Students seek support through Campus Wellness Groups

Temple’s mental health advocacy groups are promoting the importance of suicide prevention week and wellness resources available on campus.

Janie Egan (center), Mental Well-Being Program Coordinator at Temple's Wellness Resource Center, talks to Gabriel Ullman, a senior philosophy major, by the Bell Tower on Sept. 8. | ALLIE IPPOLITO / THE TEMPLE NEWS

After struggling with anxiety and depressive episodes throughout 2020, Emma Lamoreaux found a sense of solidarity and community in Temple University’s chapter of Active Minds. 

“I realized how important clubs like [Active Minds] were,” said Lamoreaux, a sophomore health information management major and E-board member of Temple’s Active Minds chapter. “I decided that I needed to be an active member in this club and help people who felt the same way I did last year.” 

September is National Suicide Prevention Month. Last week, Temple’s Wellness Resource Center hosted the Shed Some Light event at the Bell Tower for the fourth consecutive year as a part of their Suicide Prevention Week program. The event took place from Sept. 6 through Sept. 10 and promoted awareness of on-campus mental health resources. 

On-campus organizations like Tuttleman Counseling Services, Disability Resources and Services and Active Minds set up information tables in Lenfest Circle for students to speak with representatives to learn about their programs and services.

The Wellness Resource Center also encouraged students to participate virtually by submitting inspirational messages to BeWellTU’s Instagram page.

The Wellness Resource Center promoted a multi-faceted approach to wellness and suicide prevention at the event which included alcohol and drug education, interpersonal violence prevention, mental well being and sexual health, said Janie Egan, mental well-being program coordinator at the center. 

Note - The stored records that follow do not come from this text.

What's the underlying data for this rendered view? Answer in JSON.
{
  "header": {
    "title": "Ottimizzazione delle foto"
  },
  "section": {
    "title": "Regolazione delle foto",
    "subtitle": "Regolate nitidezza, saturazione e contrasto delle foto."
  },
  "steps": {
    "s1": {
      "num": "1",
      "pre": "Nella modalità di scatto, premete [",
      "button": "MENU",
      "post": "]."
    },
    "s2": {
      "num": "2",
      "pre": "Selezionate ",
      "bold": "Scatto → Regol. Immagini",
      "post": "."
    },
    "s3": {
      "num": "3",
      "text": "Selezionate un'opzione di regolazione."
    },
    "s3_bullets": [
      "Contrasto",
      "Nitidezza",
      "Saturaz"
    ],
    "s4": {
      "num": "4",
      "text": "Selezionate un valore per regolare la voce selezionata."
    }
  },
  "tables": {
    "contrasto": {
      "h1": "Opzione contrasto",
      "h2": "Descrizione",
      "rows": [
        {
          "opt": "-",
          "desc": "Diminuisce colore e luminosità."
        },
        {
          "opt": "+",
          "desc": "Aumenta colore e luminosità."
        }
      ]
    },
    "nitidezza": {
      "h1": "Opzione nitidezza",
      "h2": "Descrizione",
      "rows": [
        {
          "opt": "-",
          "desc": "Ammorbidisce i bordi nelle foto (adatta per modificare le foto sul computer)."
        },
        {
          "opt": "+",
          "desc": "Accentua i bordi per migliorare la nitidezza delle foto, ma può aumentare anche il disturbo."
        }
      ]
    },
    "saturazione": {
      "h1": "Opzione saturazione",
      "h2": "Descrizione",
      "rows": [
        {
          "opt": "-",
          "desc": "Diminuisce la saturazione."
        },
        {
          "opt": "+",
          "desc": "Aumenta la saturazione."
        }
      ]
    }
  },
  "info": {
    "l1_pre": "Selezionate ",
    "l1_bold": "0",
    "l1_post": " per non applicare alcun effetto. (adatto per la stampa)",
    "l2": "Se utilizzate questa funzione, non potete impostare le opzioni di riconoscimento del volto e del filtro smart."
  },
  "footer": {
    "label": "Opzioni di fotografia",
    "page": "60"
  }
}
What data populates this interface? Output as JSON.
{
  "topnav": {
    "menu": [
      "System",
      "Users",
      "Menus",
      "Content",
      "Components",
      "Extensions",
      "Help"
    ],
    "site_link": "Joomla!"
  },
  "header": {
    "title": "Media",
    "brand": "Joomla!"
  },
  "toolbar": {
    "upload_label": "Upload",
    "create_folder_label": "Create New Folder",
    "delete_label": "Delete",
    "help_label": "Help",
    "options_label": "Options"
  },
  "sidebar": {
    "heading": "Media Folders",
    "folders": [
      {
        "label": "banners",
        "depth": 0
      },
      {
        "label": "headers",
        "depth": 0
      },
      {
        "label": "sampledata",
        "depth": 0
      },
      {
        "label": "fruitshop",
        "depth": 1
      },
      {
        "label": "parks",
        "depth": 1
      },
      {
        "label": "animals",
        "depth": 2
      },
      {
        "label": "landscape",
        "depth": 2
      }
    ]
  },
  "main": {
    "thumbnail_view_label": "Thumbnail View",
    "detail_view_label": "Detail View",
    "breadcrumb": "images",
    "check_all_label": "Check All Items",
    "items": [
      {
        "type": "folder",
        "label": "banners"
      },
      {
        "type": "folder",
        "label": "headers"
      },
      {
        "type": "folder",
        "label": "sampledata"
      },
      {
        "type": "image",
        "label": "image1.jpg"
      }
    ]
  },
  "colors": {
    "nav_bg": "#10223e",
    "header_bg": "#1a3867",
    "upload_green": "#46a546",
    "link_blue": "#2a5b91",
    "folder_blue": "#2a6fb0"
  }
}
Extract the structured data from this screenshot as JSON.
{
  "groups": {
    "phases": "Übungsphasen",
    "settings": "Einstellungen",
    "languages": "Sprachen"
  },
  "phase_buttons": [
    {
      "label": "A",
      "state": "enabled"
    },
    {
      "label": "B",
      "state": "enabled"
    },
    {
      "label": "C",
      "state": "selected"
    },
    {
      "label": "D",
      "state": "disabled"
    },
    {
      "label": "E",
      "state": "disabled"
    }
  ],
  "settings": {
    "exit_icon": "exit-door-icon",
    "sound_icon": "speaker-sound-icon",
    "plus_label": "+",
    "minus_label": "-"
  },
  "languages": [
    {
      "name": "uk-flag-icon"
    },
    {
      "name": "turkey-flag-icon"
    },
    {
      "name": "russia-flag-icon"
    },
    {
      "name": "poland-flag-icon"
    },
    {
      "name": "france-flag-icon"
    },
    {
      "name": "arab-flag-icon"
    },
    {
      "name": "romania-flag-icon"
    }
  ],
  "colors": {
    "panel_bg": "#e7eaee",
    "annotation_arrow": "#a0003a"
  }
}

Temple’s chapter of Active Minds, a mental health advocacy group that hosts stress-relief activities like Paint and Scoop, an event where students paint pictures and eat ice cream. They also hold student-led discussions about mental health, and share tips on how to hold constructive conversations about suicide on their social media.

Egan believes the university is responsible for providing a variety of services to support mental and physical health for students to find success on campus, she said.

“We know that students are whole people, and that well-being really impacts academic performance and success,” Egan said.

Suicide prevention begins with having conversations about mental health and events like Shed Some Light play an important role in increasing the visibility of students struggling with their mental health, said Calli Hagen, a senior social work major and mental well-being program assistant.

“We need to continually make sure that students know what’s available to them,” Hagen said. “[If] we’re not out here promoting them, they’re not really going to know where they can go or what they can do.” 

Since its formation in August 2013, Temple’s Active Minds chapter has grown to more than 550 members on OwlConnect and serves as a safe and positive space for students to decompress and talk to peers, said Mia Stavarski, a senior art therapy major and president of Active Minds.

“A lot of times, we don’t see the people who are suffering,” Stavarski said. “Mental illness is an invisible illness. You can cover it up as much as you want, but nothing’s gonna take away that pain, nothing’s gonna take away these negative thoughts.”

Suicide is the second leading cause of death for people ages 10-34, according to the Centers for Disease Control and Prevention.

While honoring Suicide Prevention Month is important, Active Minds and Temple’s Wellness Resource Center will continue to provide resources to those who need them, because on-campus mental health resources must promote well-being and fight stigma year-round, Egan said.

“​​It’s not just a September effort, but we hope that offering things that coincide with the awareness weeks provides some visibility to things that are happening,” Egan said. 

Be the first to comment

Leave a Reply

Your email address will not be published.